Data items:
——

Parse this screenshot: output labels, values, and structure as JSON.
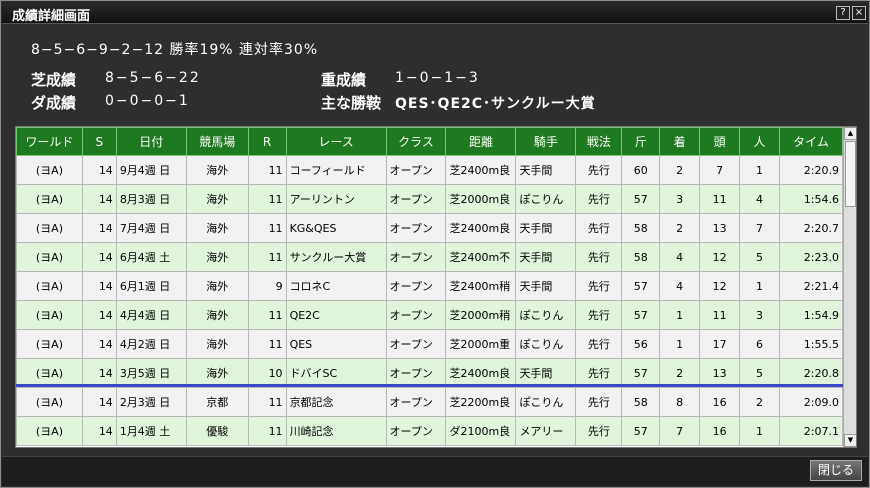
{
  "window": {
    "title": "成績詳細画面",
    "help_label": "?",
    "close_label": "×"
  },
  "summary": {
    "record_line": "8−5−6−9−2−12 勝率19% 連対率30%",
    "turf_label": "芝成績",
    "turf_value": "8−5−6−22",
    "dirt_label": "ダ成績",
    "dirt_value": "0−0−0−1",
    "heavy_label": "重成績",
    "heavy_value": "1−0−1−3",
    "wins_label": "主な勝鞍",
    "wins_value": "QES･QE2C･サンクルー大賞"
  },
  "table": {
    "headers": [
      "ワールド",
      "S",
      "日付",
      "競馬場",
      "R",
      "レース",
      "クラス",
      "距離",
      "騎手",
      "戦法",
      "斤",
      "着",
      "頭",
      "人",
      "タイム"
    ],
    "rows": [
      [
        "(ヨA)",
        "14",
        "9月4週 日",
        "海外",
        "11",
        "コーフィールド",
        "オープン",
        "芝2400m良",
        "天手間",
        "先行",
        "60",
        "2",
        "7",
        "1",
        "2:20.9"
      ],
      [
        "(ヨA)",
        "14",
        "8月3週 日",
        "海外",
        "11",
        "アーリントン",
        "オープン",
        "芝2000m良",
        "ぽこりん",
        "先行",
        "57",
        "3",
        "11",
        "4",
        "1:54.6"
      ],
      [
        "(ヨA)",
        "14",
        "7月4週 日",
        "海外",
        "11",
        "KG&QES",
        "オープン",
        "芝2400m良",
        "天手間",
        "先行",
        "58",
        "2",
        "13",
        "7",
        "2:20.7"
      ],
      [
        "(ヨA)",
        "14",
        "6月4週 土",
        "海外",
        "11",
        "サンクルー大賞",
        "オープン",
        "芝2400m不",
        "天手間",
        "先行",
        "58",
        "4",
        "12",
        "5",
        "2:23.0"
      ],
      [
        "(ヨA)",
        "14",
        "6月1週 日",
        "海外",
        "9",
        "コロネC",
        "オープン",
        "芝2400m稍",
        "天手間",
        "先行",
        "57",
        "4",
        "12",
        "1",
        "2:21.4"
      ],
      [
        "(ヨA)",
        "14",
        "4月4週 日",
        "海外",
        "11",
        "QE2C",
        "オープン",
        "芝2000m稍",
        "ぽこりん",
        "先行",
        "57",
        "1",
        "11",
        "3",
        "1:54.9"
      ],
      [
        "(ヨA)",
        "14",
        "4月2週 日",
        "海外",
        "11",
        "QES",
        "オープン",
        "芝2000m重",
        "ぽこりん",
        "先行",
        "56",
        "1",
        "17",
        "6",
        "1:55.5"
      ],
      [
        "(ヨA)",
        "14",
        "3月5週 日",
        "海外",
        "10",
        "ドバイSC",
        "オープン",
        "芝2400m良",
        "天手間",
        "先行",
        "57",
        "2",
        "13",
        "5",
        "2:20.8"
      ],
      [
        "(ヨA)",
        "14",
        "2月3週 日",
        "京都",
        "11",
        "京都記念",
        "オープン",
        "芝2200m良",
        "ぽこりん",
        "先行",
        "58",
        "8",
        "16",
        "2",
        "2:09.0"
      ],
      [
        "(ヨA)",
        "14",
        "1月4週 土",
        "優駿",
        "11",
        "川崎記念",
        "オープン",
        "ダ2100m良",
        "メアリー",
        "先行",
        "57",
        "7",
        "16",
        "1",
        "2:07.1"
      ]
    ]
  },
  "scrollbar": {
    "up_label": "▲",
    "down_label": "▼"
  },
  "footer": {
    "close_button_label": "閉じる"
  }
}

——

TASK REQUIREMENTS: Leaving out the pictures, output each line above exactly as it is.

RESPONSE BELOW:
Parse this screenshot: output labels, values, and structure as JSON.
{
  "window": {
    "title": "成績詳細画面",
    "help_label": "?",
    "close_label": "×"
  },
  "summary": {
    "record_line": "8−5−6−9−2−12 勝率19% 連対率30%",
    "turf_label": "芝成績",
    "turf_value": "8−5−6−22",
    "dirt_label": "ダ成績",
    "dirt_value": "0−0−0−1",
    "heavy_label": "重成績",
    "heavy_value": "1−0−1−3",
    "wins_label": "主な勝鞍",
    "wins_value": "QES･QE2C･サンクルー大賞"
  },
  "table": {
    "headers": [
      "ワールド",
      "S",
      "日付",
      "競馬場",
      "R",
      "レース",
      "クラス",
      "距離",
      "騎手",
      "戦法",
      "斤",
      "着",
      "頭",
      "人",
      "タイム"
    ],
    "rows": [
      [
        "(ヨA)",
        "14",
        "9月4週 日",
        "海外",
        "11",
        "コーフィールド",
        "オープン",
        "芝2400m良",
        "天手間",
        "先行",
        "60",
        "2",
        "7",
        "1",
        "2:20.9"
      ],
      [
        "(ヨA)",
        "14",
        "8月3週 日",
        "海外",
        "11",
        "アーリントン",
        "オープン",
        "芝2000m良",
        "ぽこりん",
        "先行",
        "57",
        "3",
        "11",
        "4",
        "1:54.6"
      ],
      [
        "(ヨA)",
        "14",
        "7月4週 日",
        "海外",
        "11",
        "KG&QES",
        "オープン",
        "芝2400m良",
        "天手間",
        "先行",
        "58",
        "2",
        "13",
        "7",
        "2:20.7"
      ],
      [
        "(ヨA)",
        "14",
        "6月4週 土",
        "海外",
        "11",
        "サンクルー大賞",
        "オープン",
        "芝2400m不",
        "天手間",
        "先行",
        "58",
        "4",
        "12",
        "5",
        "2:23.0"
      ],
      [
        "(ヨA)",
        "14",
        "6月1週 日",
        "海外",
        "9",
        "コロネC",
        "オープン",
        "芝2400m稍",
        "天手間",
        "先行",
        "57",
        "4",
        "12",
        "1",
        "2:21.4"
      ],
      [
        "(ヨA)",
        "14",
        "4月4週 日",
        "海外",
        "11",
        "QE2C",
        "オープン",
        "芝2000m稍",
        "ぽこりん",
        "先行",
        "57",
        "1",
        "11",
        "3",
        "1:54.9"
      ],
      [
        "(ヨA)",
        "14",
        "4月2週 日",
        "海外",
        "11",
        "QES",
        "オープン",
        "芝2000m重",
        "ぽこりん",
        "先行",
        "56",
        "1",
        "17",
        "6",
        "1:55.5"
      ],
      [
        "(ヨA)",
        "14",
        "3月5週 日",
        "海外",
        "10",
        "ドバイSC",
        "オープン",
        "芝2400m良",
        "天手間",
        "先行",
        "57",
        "2",
        "13",
        "5",
        "2:20.8"
      ],
      [
        "(ヨA)",
        "14",
        "2月3週 日",
        "京都",
        "11",
        "京都記念",
        "オープン",
        "芝2200m良",
        "ぽこりん",
        "先行",
        "58",
        "8",
        "16",
        "2",
        "2:09.0"
      ],
      [
        "(ヨA)",
        "14",
        "1月4週 土",
        "優駿",
        "11",
        "川崎記念",
        "オープン",
        "ダ2100m良",
        "メアリー",
        "先行",
        "57",
        "7",
        "16",
        "1",
        "2:07.1"
      ]
    ]
  },
  "scrollbar": {
    "up_label": "▲",
    "down_label": "▼"
  },
  "footer": {
    "close_button_label": "閉じる"
  }
}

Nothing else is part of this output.